When discussing the state of the healthcare industry with anyone who has been around it for very long, it's tempting to call up the familiar refrain, "the more things change, the more they stay the same." However, this would be an unfair assessment of some real progress and promising developments made in the past year as we look to 2005. While it is premature to celebrate any significant breakthroughs in overcoming challenges related to access, cost and quality, at least things did not get any worse.
Fitch attributes the dramatic improvement in ratings to improved business strategies combined with lower cost of capital. However, it also notes that continued capital needs, rising labor costs, increased competition and increased cost containment legislation will create future uncertainty for the sector.

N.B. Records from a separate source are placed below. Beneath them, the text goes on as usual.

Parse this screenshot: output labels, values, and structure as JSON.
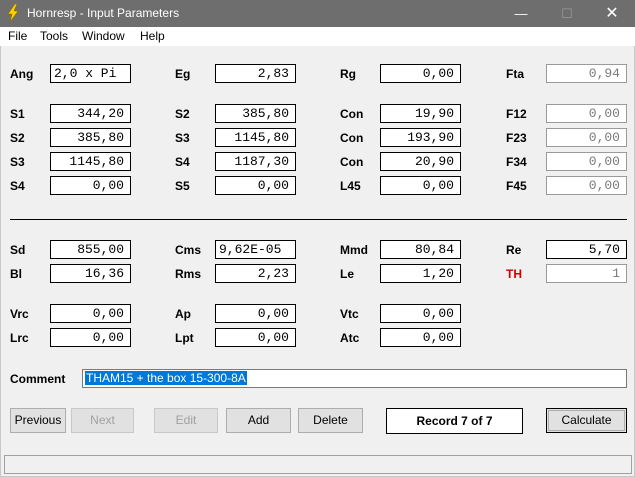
{
  "window": {
    "title": "Hornresp - Input Parameters",
    "min_glyph": "—",
    "max_glyph": "☐",
    "close_glyph": "✕"
  },
  "menu": [
    "File",
    "Tools",
    "Window",
    "Help"
  ],
  "rows": {
    "r1": [
      {
        "label": "Ang",
        "value": "2,0 x Pi"
      },
      {
        "label": "Eg",
        "value": "2,83"
      },
      {
        "label": "Rg",
        "value": "0,00"
      },
      {
        "label": "Fta",
        "value": "0,94"
      }
    ],
    "r2": [
      {
        "label": "S1",
        "value": "344,20"
      },
      {
        "label": "S2",
        "value": "385,80"
      },
      {
        "label": "Con",
        "value": "19,90"
      },
      {
        "label": "F12",
        "value": "0,00"
      }
    ],
    "r3": [
      {
        "label": "S2",
        "value": "385,80"
      },
      {
        "label": "S3",
        "value": "1145,80"
      },
      {
        "label": "Con",
        "value": "193,90"
      },
      {
        "label": "F23",
        "value": "0,00"
      }
    ],
    "r4": [
      {
        "label": "S3",
        "value": "1145,80"
      },
      {
        "label": "S4",
        "value": "1187,30"
      },
      {
        "label": "Con",
        "value": "20,90"
      },
      {
        "label": "F34",
        "value": "0,00"
      }
    ],
    "r5": [
      {
        "label": "S4",
        "value": "0,00"
      },
      {
        "label": "S5",
        "value": "0,00"
      },
      {
        "label": "L45",
        "value": "0,00"
      },
      {
        "label": "F45",
        "value": "0,00"
      }
    ],
    "r6": [
      {
        "label": "Sd",
        "value": "855,00"
      },
      {
        "label": "Cms",
        "value": "9,62E-05"
      },
      {
        "label": "Mmd",
        "value": "80,84"
      },
      {
        "label": "Re",
        "value": "5,70"
      }
    ],
    "r7": [
      {
        "label": "Bl",
        "value": "16,36"
      },
      {
        "label": "Rms",
        "value": "2,23"
      },
      {
        "label": "Le",
        "value": "1,20"
      },
      {
        "label": "TH",
        "value": "1"
      }
    ],
    "r8": [
      {
        "label": "Vrc",
        "value": "0,00"
      },
      {
        "label": "Ap",
        "value": "0,00"
      },
      {
        "label": "Vtc",
        "value": "0,00"
      }
    ],
    "r9": [
      {
        "label": "Lrc",
        "value": "0,00"
      },
      {
        "label": "Lpt",
        "value": "0,00"
      },
      {
        "label": "Atc",
        "value": "0,00"
      }
    ]
  },
  "comment": {
    "label": "Comment",
    "value": "THAM15 + the box 15-300-8A"
  },
  "buttons": {
    "previous": "Previous",
    "next": "Next",
    "edit": "Edit",
    "add": "Add",
    "delete": "Delete",
    "calculate": "Calculate"
  },
  "record": "Record 7 of 7",
  "colors": {
    "titlebar": "#6e6e6e",
    "selection": "#0078d7",
    "th_label": "#d00000"
  }
}
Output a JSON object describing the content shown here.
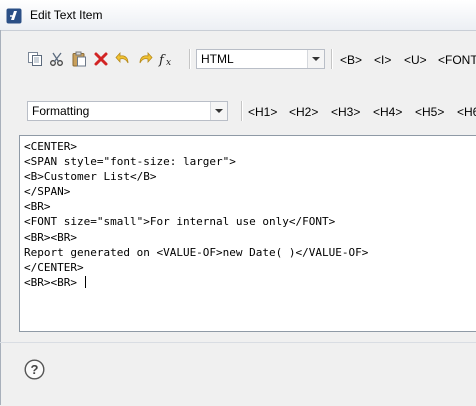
{
  "window": {
    "title": "Edit Text Item"
  },
  "toolbar": {
    "icons": [
      "copy-icon",
      "cut-icon",
      "paste-icon",
      "delete-icon",
      "undo-icon",
      "redo-icon",
      "function-icon"
    ],
    "format_value": "HTML",
    "tags_row1": [
      "<B>",
      "<I>",
      "<U>",
      "<FONT"
    ],
    "heading_value": "Formatting",
    "tags_row2": [
      "<H1>",
      "<H2>",
      "<H3>",
      "<H4>",
      "<H5>",
      "<H6"
    ]
  },
  "editor": {
    "lines": [
      "<CENTER>",
      "<SPAN style=\"font-size: larger\">",
      "<B>Customer List</B>",
      "</SPAN>",
      "<BR>",
      "<FONT size=\"small\">For internal use only</FONT>",
      "<BR><BR>",
      "Report generated on <VALUE-OF>new Date( )</VALUE-OF>",
      "</CENTER>",
      "<BR><BR> "
    ]
  },
  "footer": {
    "help_icon": "help-icon"
  },
  "colors": {
    "accent": "#1f5fa8",
    "delete": "#d22424",
    "undo": "#e8b31e"
  }
}
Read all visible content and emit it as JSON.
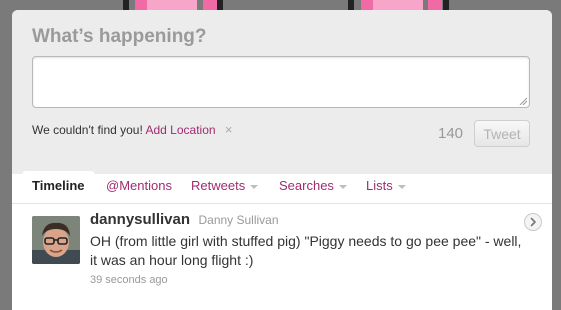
{
  "compose": {
    "heading": "What’s happening?",
    "textarea_value": "",
    "geo_prefix": "We couldn't find you!",
    "geo_link": "Add Location",
    "geo_remove": "×",
    "char_count": "140",
    "tweet_button": "Tweet"
  },
  "tabs": [
    {
      "label": "Timeline",
      "active": true
    },
    {
      "label": "@Mentions"
    },
    {
      "label": "Retweets",
      "has_menu": true
    },
    {
      "label": "Searches",
      "has_menu": true
    },
    {
      "label": "Lists",
      "has_menu": true
    }
  ],
  "status": {
    "username": "dannysullivan",
    "fullname": "Danny Sullivan",
    "text": "OH (from little girl with stuffed pig) \"Piggy needs to go pee pee\" - well, it was an hour long flight :)",
    "timestamp": "39 seconds ago"
  },
  "colors": {
    "link": "#a02c6f",
    "background_stripe_pink": "#f06aa6",
    "panel_bg": "#ececec"
  },
  "icons": {
    "remove_location": "close-icon",
    "tab_menu": "caret-down-icon",
    "tweet_actions": "chevron-right-icon"
  }
}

Unfortunately, access to capital is not guaranteed. Hospitals are competing for fewer available dollars (down 29% from 2001 to 2002), and those with strong balance sheets and disciplined disclosure policies are best positioned to tap the capital markets.
While the public sector has seen a strengthening in its fiscal health, so too have the nation's insurers, particularly HMOs. During the first nine months of 2003, the sector reported earnings of $6.7 billion, a 52% increase from the same period a year before. HMO performance has improved substantially since 1999, when following two years of losses, they had reported only $524 million in collective earnings.